        A good number of “effective” ministers online and offline claim to be introverts too, i.e. Dave Gibbons, Erwin McManus, Francis Chan, Tim Keller, Ron Edmondson http://www.churchleaders.com/pastors/pastor-articles/158266-7-pitfalls-of-being-an-introverted-leader.html Adam McHugh http://www.introvertedchurch.com/ etc etc etc

        And, when it comes to networking, that doesn’t have to be necessarily a bad word, it can be a genuine and sincere interest in helping others, cf. Philippians 2 http://ebible.com/nkjv/philippians/2 “Let each of you look out not only for his own interests, but also for the interests of others.”

        Just as you don’t only minister to people who are your friends, and you don’t only minister to people in the same room with you (which I would think would be more draining for introverts), you’ll develop your own style of how you minister to people asychronously whether in print, video, online, or whatever. Just do it.

      2. Maybe we should all be setting up groups of people/friends simply for networking – and referring to them as something other than friends so that there’s no blurring of lines or confusion (“frenections”? “proliferators”? …). Perhaps it’d be easier to be open about those kinds of interactions so that with the agenda clear, no feelings get hurt. And if genuine friendship develops, that’s a bonus. The only criteria in developing a ‘frenection’ with someone would be that you genuinely admired their work – you don’t have to know them as a person. But, in essence, perhaps I’ve just described blogging and the sharing thereof. And I’m having trouble getting even my ACTUAL friends to spread the word on mine!!

      3. hi alison, thanks for visiting! yeah, it’s a really tough issue for those who are personally not comfortable with self promotion, but are in a field where self promotion has unfortunately become indispensable. but i think there are some groups that are coming out that are exactly along the lines you describe, and i think they call them writing guilds. one of my REAL friends are in one, and i think their primary purpose is to support each other as writers, and out of that, real friendships develop. i have been thinking about joining one, but i’m just too darn busy to invest in yet another group, what with pastoring a new church, raising four kids and playing video games. whoops, not that last bit…
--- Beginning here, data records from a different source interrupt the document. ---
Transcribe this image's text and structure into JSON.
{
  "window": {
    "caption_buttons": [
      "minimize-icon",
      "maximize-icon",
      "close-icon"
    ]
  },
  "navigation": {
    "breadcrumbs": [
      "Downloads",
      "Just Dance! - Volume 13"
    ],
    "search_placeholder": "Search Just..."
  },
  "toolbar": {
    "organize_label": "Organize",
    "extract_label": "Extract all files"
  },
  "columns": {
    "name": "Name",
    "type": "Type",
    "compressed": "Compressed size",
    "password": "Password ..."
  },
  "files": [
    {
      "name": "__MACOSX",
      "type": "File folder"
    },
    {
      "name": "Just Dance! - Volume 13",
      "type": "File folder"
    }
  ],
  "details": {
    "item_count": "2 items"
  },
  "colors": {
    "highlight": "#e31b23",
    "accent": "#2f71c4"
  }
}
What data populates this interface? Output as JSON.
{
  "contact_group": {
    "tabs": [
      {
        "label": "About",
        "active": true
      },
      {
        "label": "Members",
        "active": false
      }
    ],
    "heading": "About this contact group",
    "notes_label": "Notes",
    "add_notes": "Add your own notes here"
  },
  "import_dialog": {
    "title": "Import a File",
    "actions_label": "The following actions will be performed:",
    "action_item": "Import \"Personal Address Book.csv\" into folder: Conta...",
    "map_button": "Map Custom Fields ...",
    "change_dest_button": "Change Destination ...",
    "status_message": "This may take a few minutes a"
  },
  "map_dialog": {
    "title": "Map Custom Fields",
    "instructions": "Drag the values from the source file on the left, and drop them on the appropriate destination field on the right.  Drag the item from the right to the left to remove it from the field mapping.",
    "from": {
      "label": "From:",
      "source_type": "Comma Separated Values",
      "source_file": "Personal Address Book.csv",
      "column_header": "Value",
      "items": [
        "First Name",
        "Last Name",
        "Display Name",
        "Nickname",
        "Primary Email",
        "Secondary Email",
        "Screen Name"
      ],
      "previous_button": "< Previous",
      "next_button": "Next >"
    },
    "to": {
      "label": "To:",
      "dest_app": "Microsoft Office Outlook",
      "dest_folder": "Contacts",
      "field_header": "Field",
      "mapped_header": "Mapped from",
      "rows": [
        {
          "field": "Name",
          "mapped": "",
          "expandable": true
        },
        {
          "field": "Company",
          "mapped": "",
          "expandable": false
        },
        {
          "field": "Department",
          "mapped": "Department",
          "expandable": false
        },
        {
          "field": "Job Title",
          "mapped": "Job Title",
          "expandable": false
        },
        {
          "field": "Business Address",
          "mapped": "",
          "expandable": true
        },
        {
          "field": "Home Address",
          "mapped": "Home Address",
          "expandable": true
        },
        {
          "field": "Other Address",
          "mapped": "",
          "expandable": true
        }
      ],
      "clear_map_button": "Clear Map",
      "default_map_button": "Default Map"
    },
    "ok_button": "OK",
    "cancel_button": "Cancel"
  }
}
  5. Hi Peter – I couldn’t agree more with your feelings on self-promotion so I’m afraid that it will always be shameFUL rather than shameLESS when/if I can bring myself to do it. We’re brought up to not ‘blow our own trumpet’ and then we’re told that, even in job interviews we have to ‘talk ourselves up’ – it’s a switch I haven’t taken to, I’m afraid. And in a world where people consider that tweeting their lunch ingredients will be of interest to others, it does seem that things have changed. But I’m stuck in the ‘modest’ generation and will be dragged kicking and screaming into self-promotion. Irrespective of the success I get in bringing my writing to a wider audience, though, I think I’ll always draw the line at some things but I think that line is still a bit far off just yet so I’ll take solace in the fact that I’m not the only one cringing and recoiling at the prospect of what’s required simply to get more than friends and family to read your work. (Hope your friends have done what’s expected and taken heed of your last sentence … and that mine buck up and do the same!!) Thanks for a reassuring post.

  6. Peter, love reading your blog. you and carol are uniquely missional — it’s inspiring. thanks for living a different kind of life.

    i’m going to forward your blog to my friends. –jackie

    p.s. is it bad that i still cringe that i wrote the wrong date down to bring you and carol food five years ago? still wanting to send some food over to you…

    1. haha, thanks jackie! i don’t think i even knew about the wrong date. but if you still feel really bad, then i won’t stop you from sending us food. you know, to assuage your conscience…

Comments are closed.